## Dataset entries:
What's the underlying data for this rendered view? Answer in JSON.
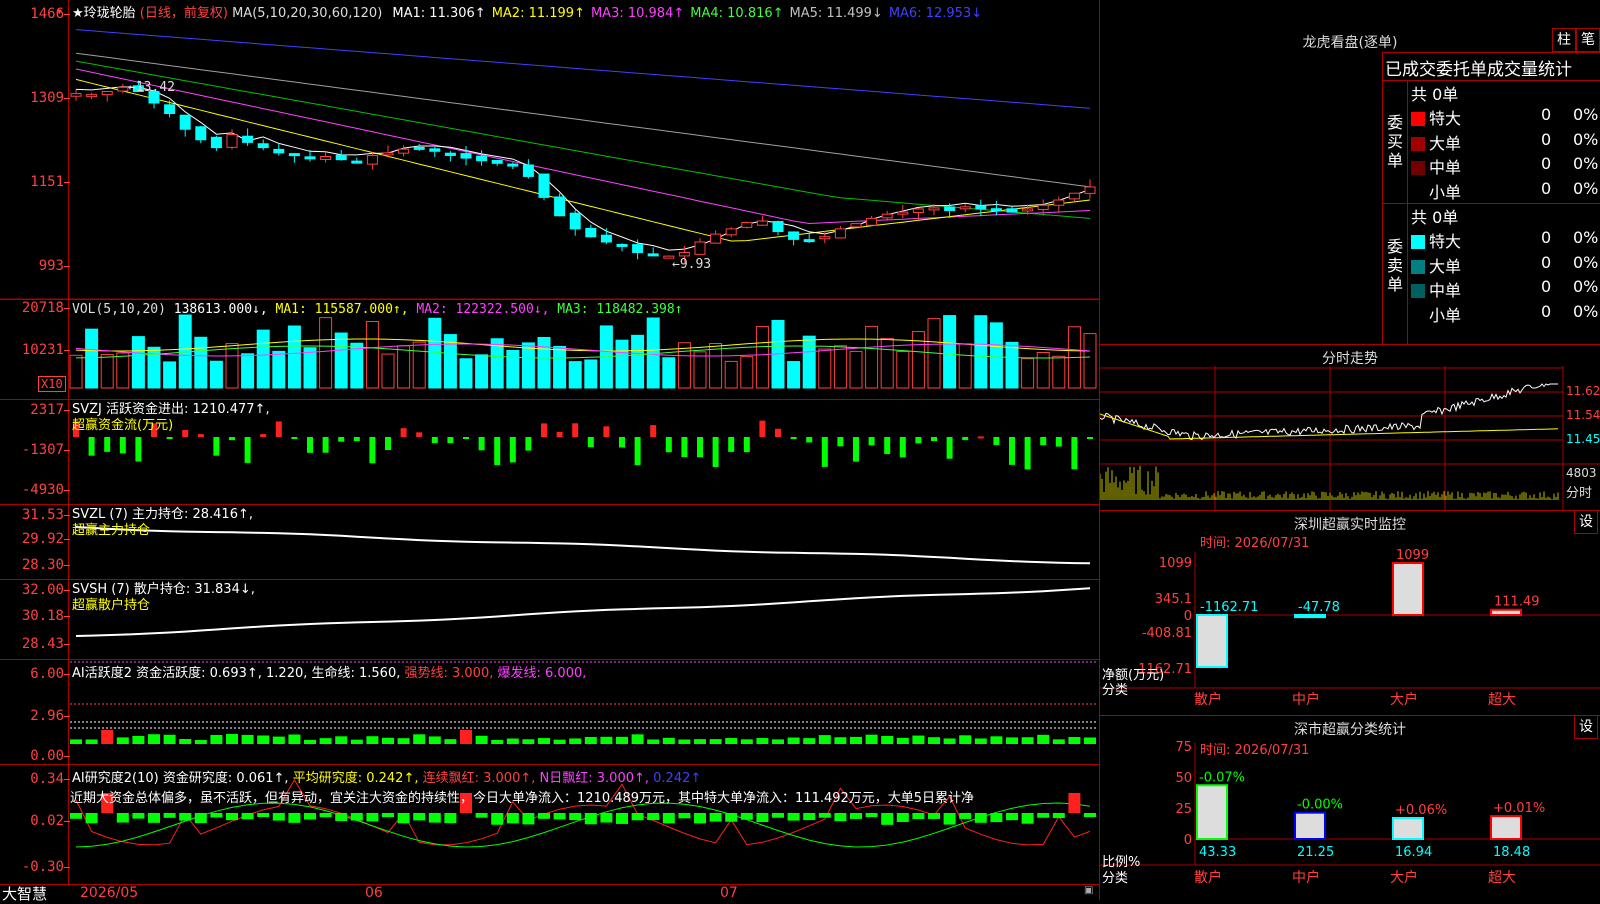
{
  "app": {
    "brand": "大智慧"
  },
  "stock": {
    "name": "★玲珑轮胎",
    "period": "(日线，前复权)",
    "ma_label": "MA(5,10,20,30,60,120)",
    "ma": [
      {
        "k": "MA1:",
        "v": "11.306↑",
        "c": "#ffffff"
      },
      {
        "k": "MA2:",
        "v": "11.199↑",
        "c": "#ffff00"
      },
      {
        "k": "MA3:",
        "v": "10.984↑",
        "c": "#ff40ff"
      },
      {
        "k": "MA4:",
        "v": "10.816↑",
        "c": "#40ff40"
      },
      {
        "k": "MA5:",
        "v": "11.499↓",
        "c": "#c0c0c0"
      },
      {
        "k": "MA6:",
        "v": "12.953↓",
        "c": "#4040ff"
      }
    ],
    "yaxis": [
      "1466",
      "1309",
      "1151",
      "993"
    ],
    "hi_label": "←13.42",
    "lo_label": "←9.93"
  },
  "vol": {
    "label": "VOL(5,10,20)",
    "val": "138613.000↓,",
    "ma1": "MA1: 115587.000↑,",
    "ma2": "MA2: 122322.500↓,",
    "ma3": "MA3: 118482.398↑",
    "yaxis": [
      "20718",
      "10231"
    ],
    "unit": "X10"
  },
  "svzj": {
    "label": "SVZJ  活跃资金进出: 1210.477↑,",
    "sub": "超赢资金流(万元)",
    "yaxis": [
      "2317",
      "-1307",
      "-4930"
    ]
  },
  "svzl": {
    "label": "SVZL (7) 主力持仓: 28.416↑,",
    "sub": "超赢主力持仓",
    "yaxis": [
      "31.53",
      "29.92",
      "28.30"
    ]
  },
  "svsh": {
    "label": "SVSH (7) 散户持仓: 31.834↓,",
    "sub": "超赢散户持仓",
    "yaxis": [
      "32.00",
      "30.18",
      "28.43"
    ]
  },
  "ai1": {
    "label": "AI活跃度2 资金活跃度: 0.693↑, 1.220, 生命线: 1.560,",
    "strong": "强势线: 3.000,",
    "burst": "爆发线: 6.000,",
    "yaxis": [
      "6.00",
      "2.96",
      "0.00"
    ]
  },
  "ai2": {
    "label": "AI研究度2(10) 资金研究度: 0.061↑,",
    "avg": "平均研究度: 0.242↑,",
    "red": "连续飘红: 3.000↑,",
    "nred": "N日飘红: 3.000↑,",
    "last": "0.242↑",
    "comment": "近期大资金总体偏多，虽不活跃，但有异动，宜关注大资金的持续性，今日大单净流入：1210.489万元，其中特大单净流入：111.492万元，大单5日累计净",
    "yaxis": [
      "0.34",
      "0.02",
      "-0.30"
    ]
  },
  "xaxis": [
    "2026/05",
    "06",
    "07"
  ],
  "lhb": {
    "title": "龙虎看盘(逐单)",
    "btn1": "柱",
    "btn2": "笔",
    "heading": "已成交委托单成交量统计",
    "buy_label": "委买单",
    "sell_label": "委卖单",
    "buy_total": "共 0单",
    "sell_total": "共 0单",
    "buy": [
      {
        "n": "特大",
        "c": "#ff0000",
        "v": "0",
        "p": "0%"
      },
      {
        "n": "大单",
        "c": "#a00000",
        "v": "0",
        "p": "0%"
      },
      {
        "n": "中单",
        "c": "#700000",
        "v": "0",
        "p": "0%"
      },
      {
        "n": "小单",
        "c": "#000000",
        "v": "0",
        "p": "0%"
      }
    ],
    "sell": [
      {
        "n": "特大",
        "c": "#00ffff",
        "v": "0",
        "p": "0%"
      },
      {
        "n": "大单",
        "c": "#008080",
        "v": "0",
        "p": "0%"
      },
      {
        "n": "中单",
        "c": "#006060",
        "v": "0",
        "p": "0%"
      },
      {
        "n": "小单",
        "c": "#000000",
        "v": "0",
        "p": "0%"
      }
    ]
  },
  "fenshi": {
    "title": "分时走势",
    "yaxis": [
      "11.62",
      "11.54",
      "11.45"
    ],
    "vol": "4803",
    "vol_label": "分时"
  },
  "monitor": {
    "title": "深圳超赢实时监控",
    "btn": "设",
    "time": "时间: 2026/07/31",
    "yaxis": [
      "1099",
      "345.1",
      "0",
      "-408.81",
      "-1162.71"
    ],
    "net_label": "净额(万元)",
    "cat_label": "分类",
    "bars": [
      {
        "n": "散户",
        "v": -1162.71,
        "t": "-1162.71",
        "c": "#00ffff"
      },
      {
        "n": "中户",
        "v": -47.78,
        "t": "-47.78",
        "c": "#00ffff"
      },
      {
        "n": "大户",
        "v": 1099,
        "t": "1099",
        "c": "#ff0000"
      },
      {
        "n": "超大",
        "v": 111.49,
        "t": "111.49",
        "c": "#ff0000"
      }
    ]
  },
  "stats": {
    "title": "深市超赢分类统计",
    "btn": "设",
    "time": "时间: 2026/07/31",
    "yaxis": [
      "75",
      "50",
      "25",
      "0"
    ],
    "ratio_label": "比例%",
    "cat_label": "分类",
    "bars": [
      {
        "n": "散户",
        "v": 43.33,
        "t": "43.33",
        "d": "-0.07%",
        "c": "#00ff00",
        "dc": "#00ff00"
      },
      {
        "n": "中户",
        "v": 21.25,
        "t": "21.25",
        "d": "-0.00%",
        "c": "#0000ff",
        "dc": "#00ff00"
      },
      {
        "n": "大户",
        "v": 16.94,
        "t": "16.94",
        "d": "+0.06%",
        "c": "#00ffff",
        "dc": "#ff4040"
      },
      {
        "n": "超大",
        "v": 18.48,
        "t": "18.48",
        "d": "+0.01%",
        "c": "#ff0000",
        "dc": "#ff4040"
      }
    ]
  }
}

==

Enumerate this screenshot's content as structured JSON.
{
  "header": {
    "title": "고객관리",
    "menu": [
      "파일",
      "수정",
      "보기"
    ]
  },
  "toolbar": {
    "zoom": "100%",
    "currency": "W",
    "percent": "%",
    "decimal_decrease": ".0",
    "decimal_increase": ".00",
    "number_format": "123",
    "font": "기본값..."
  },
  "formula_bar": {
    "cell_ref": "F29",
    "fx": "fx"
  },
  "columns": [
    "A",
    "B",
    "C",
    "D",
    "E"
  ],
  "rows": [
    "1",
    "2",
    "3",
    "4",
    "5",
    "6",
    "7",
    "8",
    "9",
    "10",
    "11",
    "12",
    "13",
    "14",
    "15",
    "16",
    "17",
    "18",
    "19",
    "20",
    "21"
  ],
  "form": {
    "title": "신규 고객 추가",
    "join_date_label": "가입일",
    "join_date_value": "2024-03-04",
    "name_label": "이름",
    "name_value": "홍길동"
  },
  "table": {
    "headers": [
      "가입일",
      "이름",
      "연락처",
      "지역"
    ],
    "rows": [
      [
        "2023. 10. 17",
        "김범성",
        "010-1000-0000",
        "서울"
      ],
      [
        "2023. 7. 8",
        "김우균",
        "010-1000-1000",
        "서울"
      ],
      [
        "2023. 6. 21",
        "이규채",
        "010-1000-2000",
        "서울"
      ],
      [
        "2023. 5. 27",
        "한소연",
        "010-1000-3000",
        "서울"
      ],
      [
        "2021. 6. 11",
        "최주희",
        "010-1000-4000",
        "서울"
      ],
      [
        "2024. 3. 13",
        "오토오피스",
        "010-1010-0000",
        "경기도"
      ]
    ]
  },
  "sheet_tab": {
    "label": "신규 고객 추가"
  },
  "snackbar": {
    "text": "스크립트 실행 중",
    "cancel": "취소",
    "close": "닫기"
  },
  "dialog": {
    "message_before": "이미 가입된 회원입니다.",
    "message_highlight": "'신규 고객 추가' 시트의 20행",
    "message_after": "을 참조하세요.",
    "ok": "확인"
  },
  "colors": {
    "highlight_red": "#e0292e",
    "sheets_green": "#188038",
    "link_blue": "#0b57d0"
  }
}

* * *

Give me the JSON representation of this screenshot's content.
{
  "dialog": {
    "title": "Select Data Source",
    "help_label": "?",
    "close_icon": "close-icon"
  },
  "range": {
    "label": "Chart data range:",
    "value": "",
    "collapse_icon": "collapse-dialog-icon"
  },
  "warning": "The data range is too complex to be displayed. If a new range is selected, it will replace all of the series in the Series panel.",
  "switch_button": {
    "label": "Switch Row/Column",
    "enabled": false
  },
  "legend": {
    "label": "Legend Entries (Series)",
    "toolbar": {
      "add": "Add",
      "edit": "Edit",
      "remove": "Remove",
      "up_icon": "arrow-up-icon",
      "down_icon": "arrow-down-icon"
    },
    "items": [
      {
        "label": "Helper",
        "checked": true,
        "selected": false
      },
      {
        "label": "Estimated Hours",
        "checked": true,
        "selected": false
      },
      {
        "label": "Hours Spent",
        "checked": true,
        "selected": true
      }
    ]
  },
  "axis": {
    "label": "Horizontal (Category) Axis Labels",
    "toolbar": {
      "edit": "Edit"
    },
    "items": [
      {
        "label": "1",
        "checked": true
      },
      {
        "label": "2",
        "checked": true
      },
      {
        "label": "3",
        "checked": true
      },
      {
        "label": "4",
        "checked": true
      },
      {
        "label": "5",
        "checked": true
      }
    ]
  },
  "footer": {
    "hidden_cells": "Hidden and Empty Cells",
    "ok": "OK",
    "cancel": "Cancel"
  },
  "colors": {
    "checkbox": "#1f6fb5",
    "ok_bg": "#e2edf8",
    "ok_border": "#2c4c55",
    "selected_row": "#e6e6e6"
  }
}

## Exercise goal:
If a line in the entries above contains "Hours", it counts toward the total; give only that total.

## Output of the task:
2